▶ [Data for this task]
►
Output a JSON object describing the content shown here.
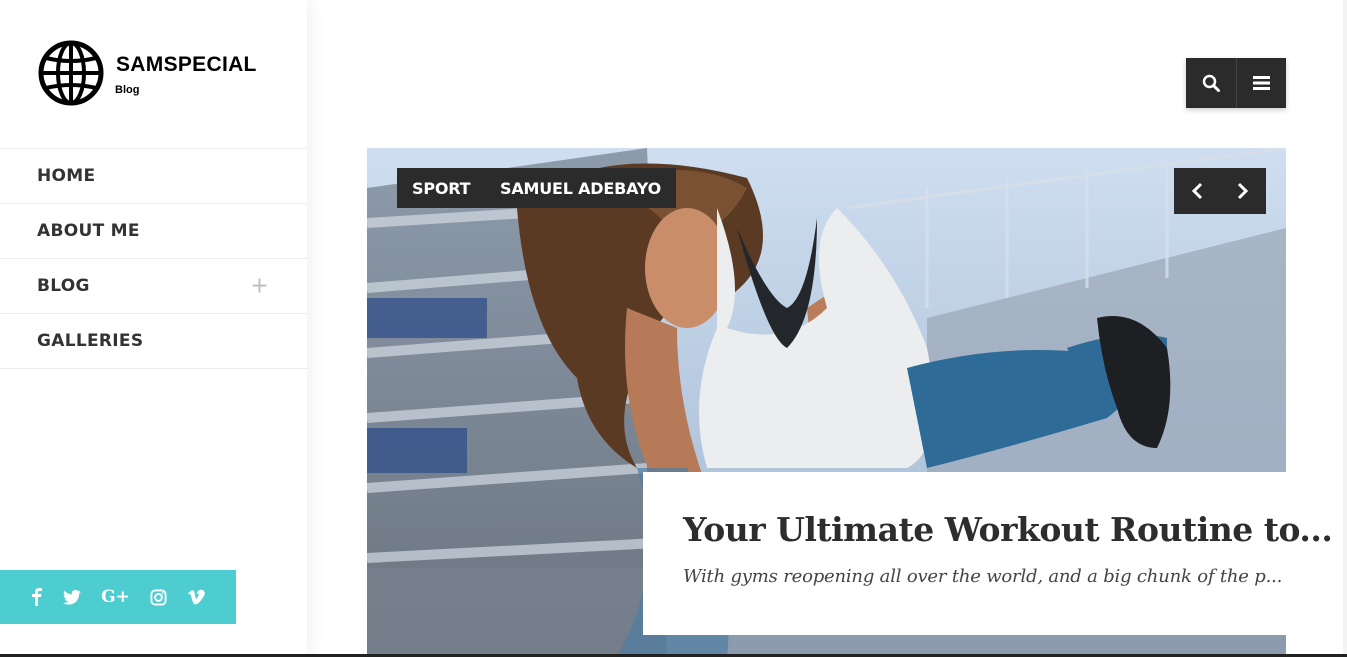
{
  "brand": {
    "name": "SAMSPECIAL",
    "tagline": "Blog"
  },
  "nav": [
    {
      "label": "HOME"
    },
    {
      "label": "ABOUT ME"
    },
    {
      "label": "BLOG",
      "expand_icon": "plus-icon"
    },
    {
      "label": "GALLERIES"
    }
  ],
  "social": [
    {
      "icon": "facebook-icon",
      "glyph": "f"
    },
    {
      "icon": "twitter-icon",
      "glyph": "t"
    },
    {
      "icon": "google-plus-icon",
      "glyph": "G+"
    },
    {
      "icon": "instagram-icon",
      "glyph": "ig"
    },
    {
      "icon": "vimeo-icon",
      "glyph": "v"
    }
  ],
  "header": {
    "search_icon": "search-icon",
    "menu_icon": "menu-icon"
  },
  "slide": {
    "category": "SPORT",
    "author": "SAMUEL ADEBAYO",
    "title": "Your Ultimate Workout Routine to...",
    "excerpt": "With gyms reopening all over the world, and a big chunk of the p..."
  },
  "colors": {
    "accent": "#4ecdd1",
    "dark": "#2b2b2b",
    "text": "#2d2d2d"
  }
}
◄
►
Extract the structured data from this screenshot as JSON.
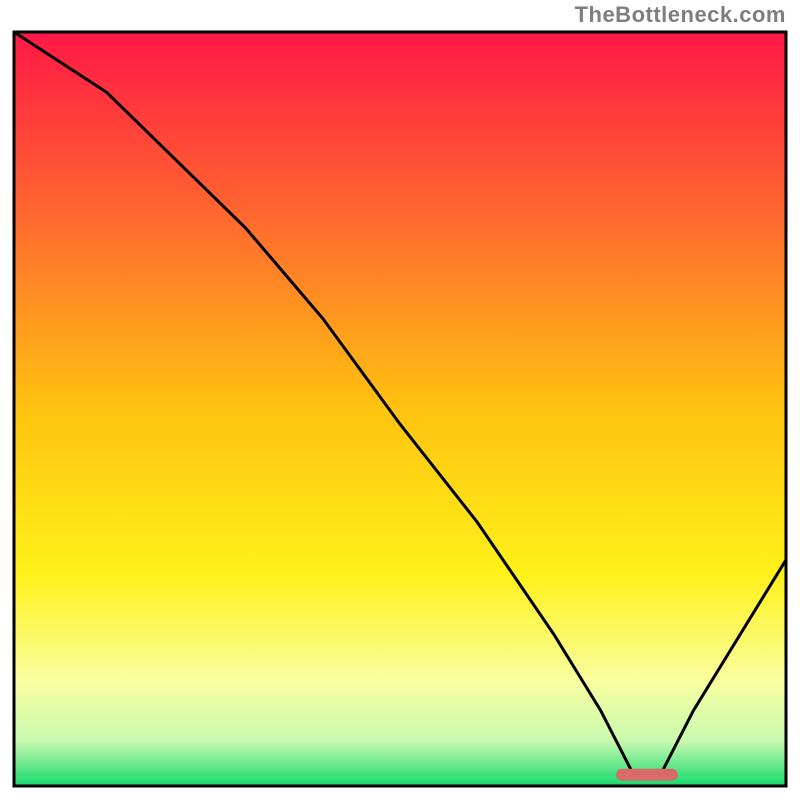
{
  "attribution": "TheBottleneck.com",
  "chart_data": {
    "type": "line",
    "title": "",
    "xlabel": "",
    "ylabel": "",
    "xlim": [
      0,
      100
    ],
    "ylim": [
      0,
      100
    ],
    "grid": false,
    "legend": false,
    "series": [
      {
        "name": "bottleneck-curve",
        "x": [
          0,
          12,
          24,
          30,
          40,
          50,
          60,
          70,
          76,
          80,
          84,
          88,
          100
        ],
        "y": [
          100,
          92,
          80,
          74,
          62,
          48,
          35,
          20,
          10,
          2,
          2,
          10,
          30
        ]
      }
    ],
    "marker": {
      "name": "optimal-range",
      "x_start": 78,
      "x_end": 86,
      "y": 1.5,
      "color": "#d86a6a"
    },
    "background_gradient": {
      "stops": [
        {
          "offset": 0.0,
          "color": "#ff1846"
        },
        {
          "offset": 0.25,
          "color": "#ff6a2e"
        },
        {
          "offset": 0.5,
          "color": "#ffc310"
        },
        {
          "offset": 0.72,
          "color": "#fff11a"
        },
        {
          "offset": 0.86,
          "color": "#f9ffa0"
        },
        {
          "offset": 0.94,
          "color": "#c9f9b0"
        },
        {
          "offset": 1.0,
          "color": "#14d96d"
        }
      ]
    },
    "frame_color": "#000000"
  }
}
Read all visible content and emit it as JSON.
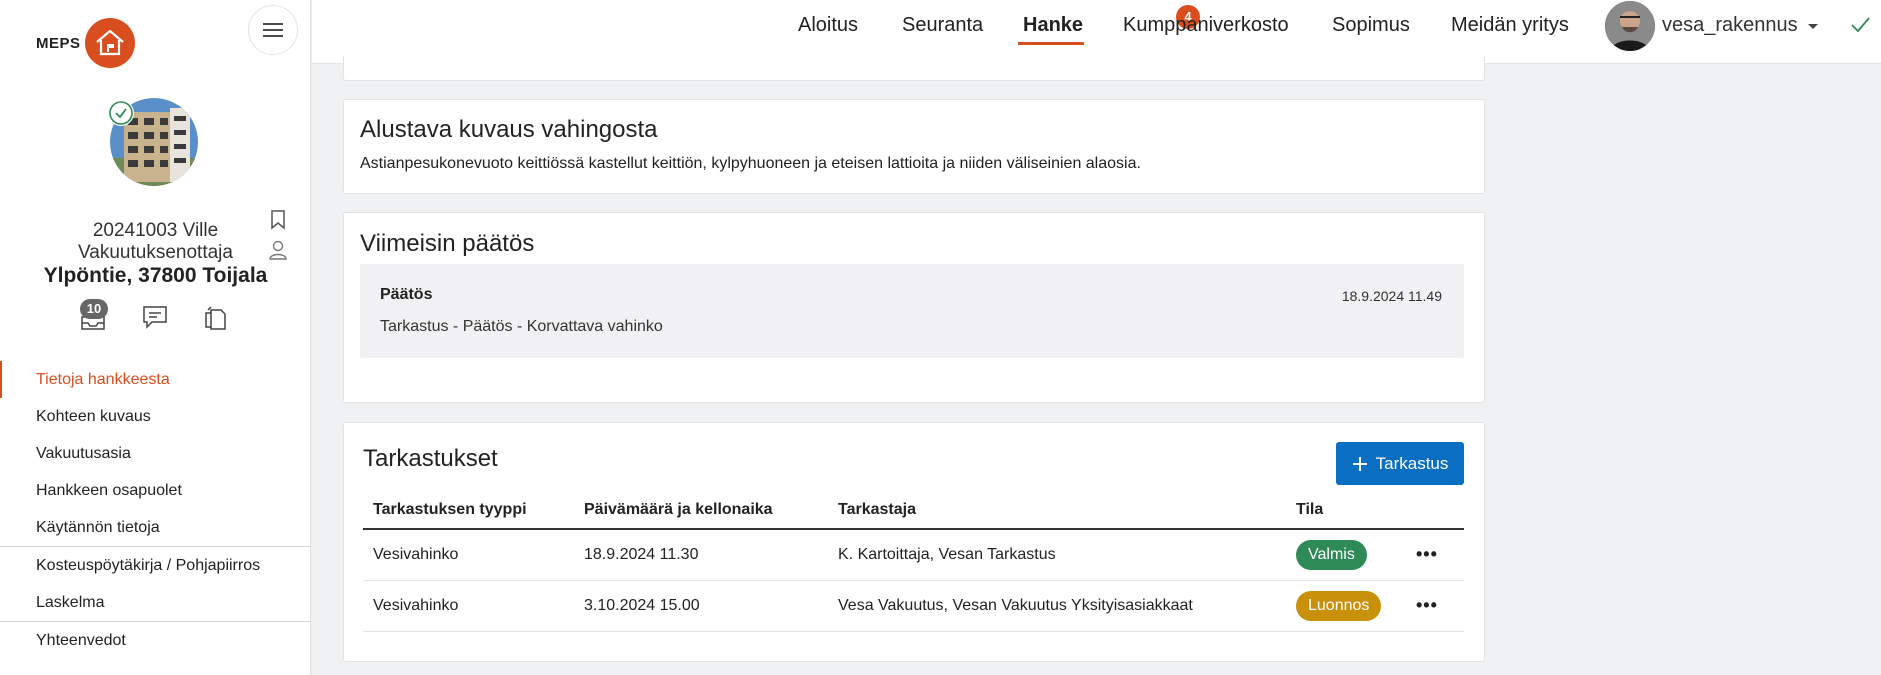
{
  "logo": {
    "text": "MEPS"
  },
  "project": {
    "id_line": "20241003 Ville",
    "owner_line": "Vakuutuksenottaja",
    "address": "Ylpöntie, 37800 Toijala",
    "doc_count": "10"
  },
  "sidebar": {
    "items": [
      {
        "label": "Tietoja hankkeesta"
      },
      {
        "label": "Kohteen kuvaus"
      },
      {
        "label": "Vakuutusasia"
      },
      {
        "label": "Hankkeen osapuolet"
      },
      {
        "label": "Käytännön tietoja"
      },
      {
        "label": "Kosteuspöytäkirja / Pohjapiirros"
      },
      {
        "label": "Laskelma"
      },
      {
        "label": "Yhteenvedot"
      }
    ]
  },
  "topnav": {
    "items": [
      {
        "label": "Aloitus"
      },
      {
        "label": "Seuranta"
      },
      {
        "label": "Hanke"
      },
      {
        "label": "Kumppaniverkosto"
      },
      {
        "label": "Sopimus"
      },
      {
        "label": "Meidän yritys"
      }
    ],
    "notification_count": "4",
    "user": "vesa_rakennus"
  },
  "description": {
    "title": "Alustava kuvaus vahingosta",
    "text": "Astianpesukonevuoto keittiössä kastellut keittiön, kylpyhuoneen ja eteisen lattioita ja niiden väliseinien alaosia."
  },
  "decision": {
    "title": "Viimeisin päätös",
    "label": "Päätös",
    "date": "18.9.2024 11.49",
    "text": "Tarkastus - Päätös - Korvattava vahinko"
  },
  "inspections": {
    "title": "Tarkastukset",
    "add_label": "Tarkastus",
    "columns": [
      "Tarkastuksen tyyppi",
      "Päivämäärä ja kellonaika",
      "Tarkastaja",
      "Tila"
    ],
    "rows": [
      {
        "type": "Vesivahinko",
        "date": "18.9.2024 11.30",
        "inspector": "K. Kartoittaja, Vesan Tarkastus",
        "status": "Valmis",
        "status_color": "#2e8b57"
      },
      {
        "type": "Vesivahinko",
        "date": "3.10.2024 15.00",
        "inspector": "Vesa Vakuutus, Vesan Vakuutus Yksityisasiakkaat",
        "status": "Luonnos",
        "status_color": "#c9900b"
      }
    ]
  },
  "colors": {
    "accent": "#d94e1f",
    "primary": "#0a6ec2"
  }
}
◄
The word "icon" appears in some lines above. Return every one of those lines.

      "expand_icon": "plus-icon"
      "icon": "facebook-icon",
      "icon": "twitter-icon",
      "icon": "google-plus-icon",
      "icon": "instagram-icon",
      "icon": "vimeo-icon",
    "search_icon": "search-icon",
    "menu_icon": "menu-icon"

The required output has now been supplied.